● EXERCISE GOAL
Work out how many lines in the data hold the word "JSON", and reply with that number only.
☆ ☆ ☆
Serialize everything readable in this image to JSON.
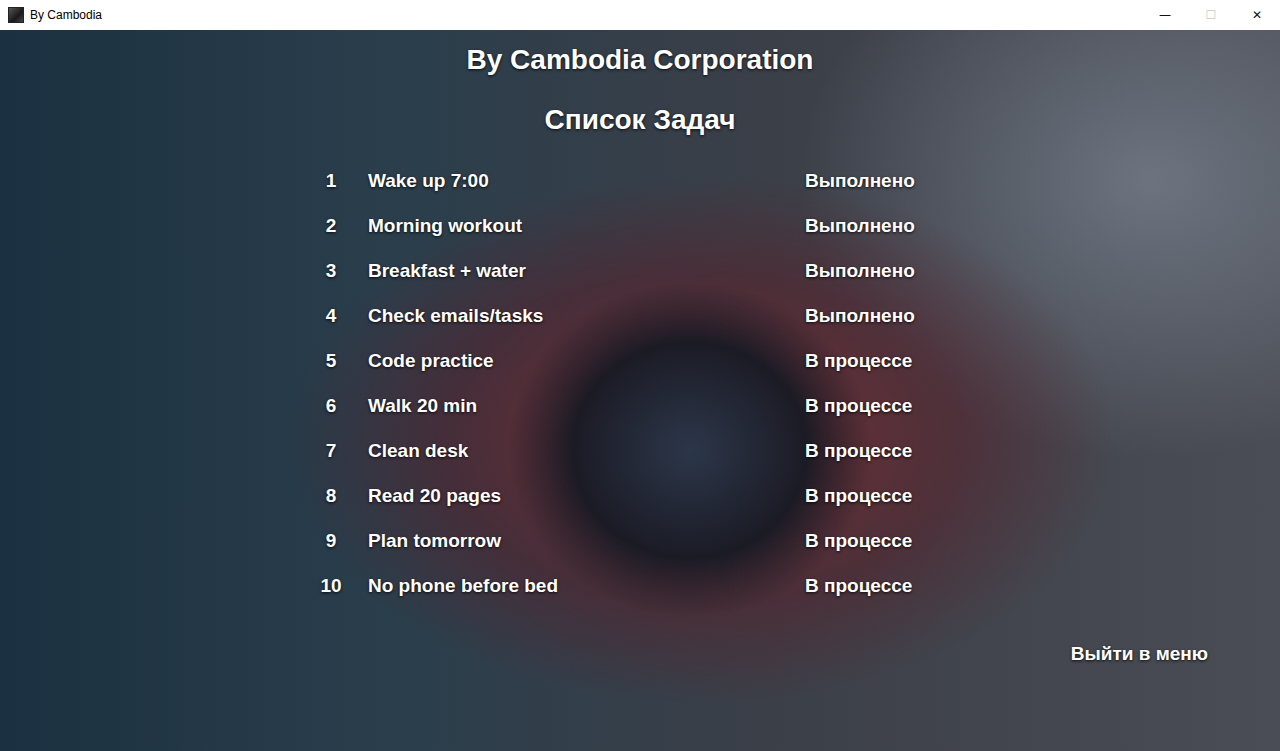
{
  "window": {
    "title": "By Cambodia",
    "controls": [
      {
        "label": "—",
        "disabled": false
      },
      {
        "label": "☐",
        "disabled": true
      },
      {
        "label": "✕",
        "disabled": false
      }
    ]
  },
  "header": {
    "title": "By Cambodia Corporation",
    "subtitle": "Список Задач"
  },
  "tasks": [
    {
      "number": "1",
      "title": "Wake up 7:00",
      "status": "Выполнено"
    },
    {
      "number": "2",
      "title": "Morning workout",
      "status": "Выполнено"
    },
    {
      "number": "3",
      "title": "Breakfast + water",
      "status": "Выполнено"
    },
    {
      "number": "4",
      "title": "Check emails/tasks",
      "status": "Выполнено"
    },
    {
      "number": "5",
      "title": "Code practice",
      "status": "В процессе"
    },
    {
      "number": "6",
      "title": "Walk 20 min",
      "status": "В процессе"
    },
    {
      "number": "7",
      "title": "Clean desk",
      "status": "В процессе"
    },
    {
      "number": "8",
      "title": "Read 20 pages",
      "status": "В процессе"
    },
    {
      "number": "9",
      "title": "Plan tomorrow",
      "status": "В процессе"
    },
    {
      "number": "10",
      "title": "No phone before bed",
      "status": "В процессе"
    }
  ],
  "buttons": [
    "Выйти в меню"
  ]
}
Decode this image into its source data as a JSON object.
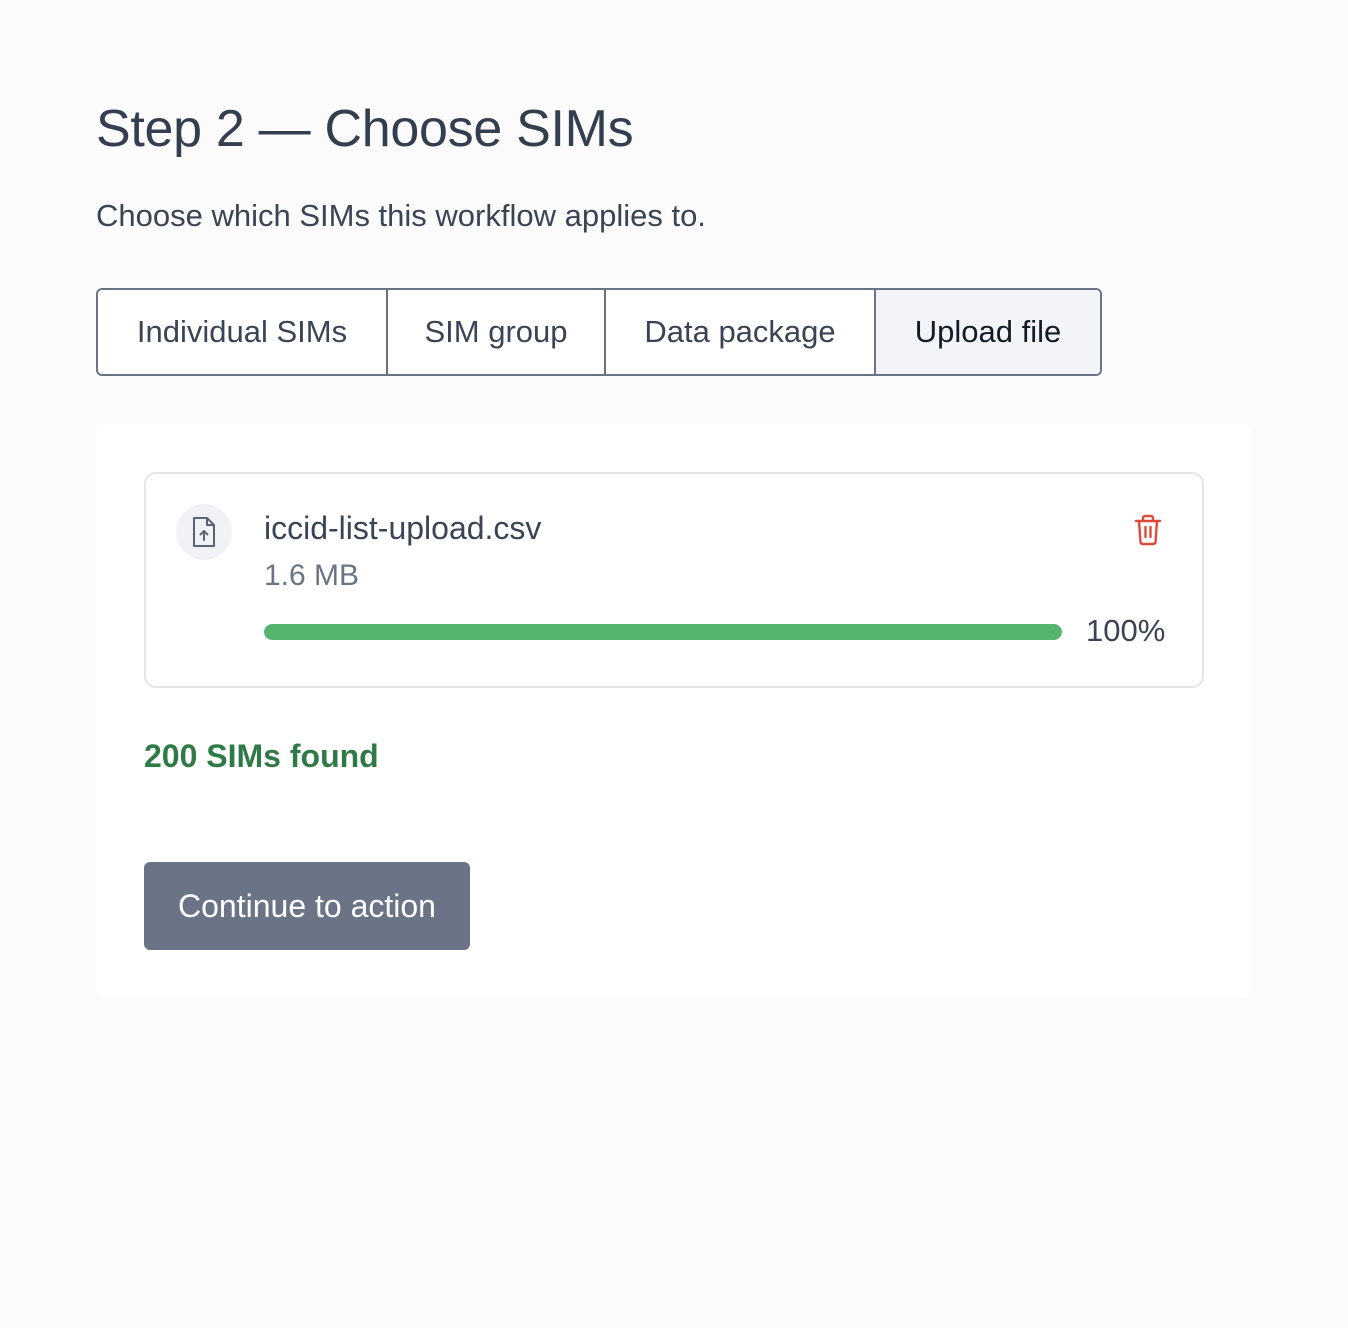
{
  "header": {
    "title": "Step 2 — Choose SIMs",
    "subtitle": "Choose which SIMs this workflow applies to."
  },
  "tabs": [
    {
      "label": "Individual SIMs",
      "active": false
    },
    {
      "label": "SIM group",
      "active": false
    },
    {
      "label": "Data package",
      "active": false
    },
    {
      "label": "Upload file",
      "active": true
    }
  ],
  "upload": {
    "file_icon": "file-upload-icon",
    "file_name": "iccid-list-upload.csv",
    "file_size": "1.6 MB",
    "progress_percent": 100,
    "progress_label": "100%",
    "delete_icon": "trash-icon",
    "progress_color": "#55b56f",
    "delete_color": "#e04a3b"
  },
  "result": {
    "sims_found": "200 SIMs found",
    "color": "#2f7a47"
  },
  "actions": {
    "continue_label": "Continue to action"
  }
}
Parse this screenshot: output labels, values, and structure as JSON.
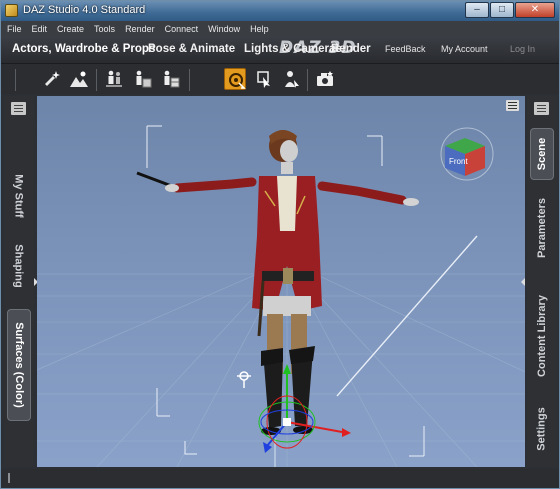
{
  "window": {
    "title": "DAZ Studio 4.0 Standard",
    "minimize": "–",
    "maximize": "□",
    "close": "✕"
  },
  "menus": [
    "File",
    "Edit",
    "Create",
    "Tools",
    "Render",
    "Connect",
    "Window",
    "Help"
  ],
  "rooms": [
    {
      "label": "Actors, Wardrobe & Props",
      "active": true
    },
    {
      "label": "Pose & Animate",
      "active": false
    },
    {
      "label": "Lights & Cameras",
      "active": false
    },
    {
      "label": "Render",
      "active": false
    }
  ],
  "logo": "DAZ 3D",
  "header_links": {
    "feedback": "FeedBack",
    "account": "My Account",
    "login": "Log In"
  },
  "toolbar_icons": [
    "light-sparkle-icon",
    "mountain-scene-icon",
    "figure-group-icon",
    "figure-room-icon",
    "figure-crate-icon",
    "universal-tool-icon",
    "node-select-icon",
    "figure-select-icon",
    "camera-render-icon"
  ],
  "active_tool": "universal-tool-icon",
  "left_tabs": [
    {
      "label": "My Stuff",
      "active": false
    },
    {
      "label": "Shaping",
      "active": false
    },
    {
      "label": "Surfaces (Color)",
      "active": true
    }
  ],
  "right_tabs": [
    {
      "label": "Scene",
      "active": true
    },
    {
      "label": "Parameters",
      "active": false
    },
    {
      "label": "Content Library",
      "active": false
    },
    {
      "label": "Settings",
      "active": false
    }
  ],
  "viewport": {
    "cube_label": "Front"
  },
  "colors": {
    "accent": "#e29a1f",
    "titlebar": "#3e6a95",
    "viewport_bg": "#7a92b8"
  }
}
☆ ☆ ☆
● ANSWER AREA
3